- **Exercise brief**:
Retype all of the lines below with no changes.
Data in this exercise Start Marker
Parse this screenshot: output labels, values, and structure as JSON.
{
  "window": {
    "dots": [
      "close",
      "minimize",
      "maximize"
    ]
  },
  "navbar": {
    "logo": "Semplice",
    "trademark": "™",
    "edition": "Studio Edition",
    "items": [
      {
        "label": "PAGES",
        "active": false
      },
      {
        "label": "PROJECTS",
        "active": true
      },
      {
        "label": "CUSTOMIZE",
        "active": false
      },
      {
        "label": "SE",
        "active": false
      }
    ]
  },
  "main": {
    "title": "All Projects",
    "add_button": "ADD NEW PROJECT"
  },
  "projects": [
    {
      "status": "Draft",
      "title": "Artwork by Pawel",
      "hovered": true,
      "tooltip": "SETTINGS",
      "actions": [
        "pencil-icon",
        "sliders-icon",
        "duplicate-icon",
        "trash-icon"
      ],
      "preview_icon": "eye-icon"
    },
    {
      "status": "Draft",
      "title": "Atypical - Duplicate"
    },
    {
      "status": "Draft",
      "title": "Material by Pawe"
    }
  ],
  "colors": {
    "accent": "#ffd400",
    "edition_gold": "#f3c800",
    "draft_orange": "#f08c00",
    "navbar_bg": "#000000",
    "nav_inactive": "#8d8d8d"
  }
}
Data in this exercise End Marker
- **Finished task**:
Parse this screenshot: output labels, values, and structure as JSON.
{
  "window": {
    "dots": [
      "close",
      "minimize",
      "maximize"
    ]
  },
  "navbar": {
    "logo": "Semplice",
    "trademark": "™",
    "edition": "Studio Edition",
    "items": [
      {
        "label": "PAGES",
        "active": false
      },
      {
        "label": "PROJECTS",
        "active": true
      },
      {
        "label": "CUSTOMIZE",
        "active": false
      },
      {
        "label": "SE",
        "active": false
      }
    ]
  },
  "main": {
    "title": "All Projects",
    "add_button": "ADD NEW PROJECT"
  },
  "projects": [
    {
      "status": "Draft",
      "title": "Artwork by Pawel",
      "hovered": true,
      "tooltip": "SETTINGS",
      "actions": [
        "pencil-icon",
        "sliders-icon",
        "duplicate-icon",
        "trash-icon"
      ],
      "preview_icon": "eye-icon"
    },
    {
      "status": "Draft",
      "title": "Atypical - Duplicate"
    },
    {
      "status": "Draft",
      "title": "Material by Pawe"
    }
  ],
  "colors": {
    "accent": "#ffd400",
    "edition_gold": "#f3c800",
    "draft_orange": "#f08c00",
    "navbar_bg": "#000000",
    "nav_inactive": "#8d8d8d"
  }
}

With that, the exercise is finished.